* _Interface dataset entries_

******************************

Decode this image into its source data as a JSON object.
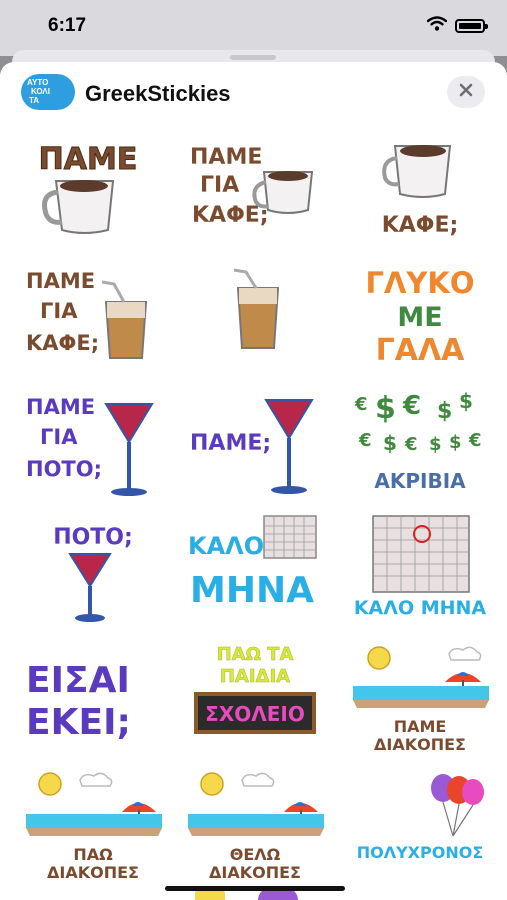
{
  "status": {
    "time": "6:17",
    "icons": [
      "wifi-icon",
      "battery-icon"
    ]
  },
  "app": {
    "title": "GreekStickies",
    "icon_lines": [
      "ΑΥΤΟ",
      "ΚΟΛΙ",
      "ΤΑ"
    ],
    "icon_color": "#2f9ee0",
    "close_icon": "close-icon"
  },
  "stickers": [
    {
      "lines": [
        "ΠΑΜΕ"
      ],
      "color": "#7a4b2e"
    },
    {
      "lines": [
        "ΠΑΜΕ",
        "ΓΙΑ",
        "ΚΑΦΕ;"
      ],
      "color": "#7a4b2e"
    },
    {
      "lines": [
        "ΚΑΦΕ;"
      ],
      "color": "#7a4b2e"
    },
    {
      "lines": [
        "ΠΑΜΕ",
        "ΓΙΑ",
        "ΚΑΦΕ;"
      ],
      "color": "#7a4b2e"
    },
    {
      "lines": [],
      "color": "#7a4b2e"
    },
    {
      "lines": [
        "ΓΛΥΚΟ",
        "ΜΕ",
        "ΓΑΛΑ"
      ],
      "color": "#f0872c"
    },
    {
      "lines": [
        "ΠΑΜΕ",
        "ΓΙΑ",
        "ΠΟΤΟ;"
      ],
      "color": "#5a3bbf"
    },
    {
      "lines": [
        "ΠΑΜΕ;"
      ],
      "color": "#5a3bbf"
    },
    {
      "lines": [
        "ΑΚΡΙΒΙΑ"
      ],
      "color": "#4a6ea8"
    },
    {
      "lines": [
        "ΠΟΤΟ;"
      ],
      "color": "#5a3bbf"
    },
    {
      "lines": [
        "ΚΑΛΟ",
        "ΜΗΝΑ"
      ],
      "color": "#2aaee6"
    },
    {
      "lines": [
        "ΚΑΛΟ ΜΗΝΑ"
      ],
      "color": "#2aaee6"
    },
    {
      "lines": [
        "ΕΙΣΑΙ",
        "ΕΚΕΙ;"
      ],
      "color": "#5a3bbf"
    },
    {
      "lines": [
        "ΠΑΩ ΤΑ",
        "ΠΑΙΔΙΑ",
        "ΣΧΟΛΕΙΟ"
      ],
      "color": "#d6e83a"
    },
    {
      "lines": [
        "ΠΑΜΕ",
        "ΔΙΑΚΟΠΕΣ"
      ],
      "color": "#7a4b2e"
    },
    {
      "lines": [
        "ΠΑΩ",
        "ΔΙΑΚΟΠΕΣ"
      ],
      "color": "#7a4b2e"
    },
    {
      "lines": [
        "ΘΕΛΩ",
        "ΔΙΑΚΟΠΕΣ"
      ],
      "color": "#7a4b2e"
    },
    {
      "lines": [
        "ΠΟΛΥΧΡΟΝΟΣ"
      ],
      "color": "#2aaee6"
    }
  ]
}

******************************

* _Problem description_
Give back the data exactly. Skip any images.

* _Exercise output_
Decode this image into its source data as a JSON object.
{
  "status": {
    "time": "6:17",
    "icons": [
      "wifi-icon",
      "battery-icon"
    ]
  },
  "app": {
    "title": "GreekStickies",
    "icon_lines": [
      "ΑΥΤΟ",
      "ΚΟΛΙ",
      "ΤΑ"
    ],
    "icon_color": "#2f9ee0",
    "close_icon": "close-icon"
  },
  "stickers": [
    {
      "lines": [
        "ΠΑΜΕ"
      ],
      "color": "#7a4b2e"
    },
    {
      "lines": [
        "ΠΑΜΕ",
        "ΓΙΑ",
        "ΚΑΦΕ;"
      ],
      "color": "#7a4b2e"
    },
    {
      "lines": [
        "ΚΑΦΕ;"
      ],
      "color": "#7a4b2e"
    },
    {
      "lines": [
        "ΠΑΜΕ",
        "ΓΙΑ",
        "ΚΑΦΕ;"
      ],
      "color": "#7a4b2e"
    },
    {
      "lines": [],
      "color": "#7a4b2e"
    },
    {
      "lines": [
        "ΓΛΥΚΟ",
        "ΜΕ",
        "ΓΑΛΑ"
      ],
      "color": "#f0872c"
    },
    {
      "lines": [
        "ΠΑΜΕ",
        "ΓΙΑ",
        "ΠΟΤΟ;"
      ],
      "color": "#5a3bbf"
    },
    {
      "lines": [
        "ΠΑΜΕ;"
      ],
      "color": "#5a3bbf"
    },
    {
      "lines": [
        "ΑΚΡΙΒΙΑ"
      ],
      "color": "#4a6ea8"
    },
    {
      "lines": [
        "ΠΟΤΟ;"
      ],
      "color": "#5a3bbf"
    },
    {
      "lines": [
        "ΚΑΛΟ",
        "ΜΗΝΑ"
      ],
      "color": "#2aaee6"
    },
    {
      "lines": [
        "ΚΑΛΟ ΜΗΝΑ"
      ],
      "color": "#2aaee6"
    },
    {
      "lines": [
        "ΕΙΣΑΙ",
        "ΕΚΕΙ;"
      ],
      "color": "#5a3bbf"
    },
    {
      "lines": [
        "ΠΑΩ ΤΑ",
        "ΠΑΙΔΙΑ",
        "ΣΧΟΛΕΙΟ"
      ],
      "color": "#d6e83a"
    },
    {
      "lines": [
        "ΠΑΜΕ",
        "ΔΙΑΚΟΠΕΣ"
      ],
      "color": "#7a4b2e"
    },
    {
      "lines": [
        "ΠΑΩ",
        "ΔΙΑΚΟΠΕΣ"
      ],
      "color": "#7a4b2e"
    },
    {
      "lines": [
        "ΘΕΛΩ",
        "ΔΙΑΚΟΠΕΣ"
      ],
      "color": "#7a4b2e"
    },
    {
      "lines": [
        "ΠΟΛΥΧΡΟΝΟΣ"
      ],
      "color": "#2aaee6"
    }
  ]
}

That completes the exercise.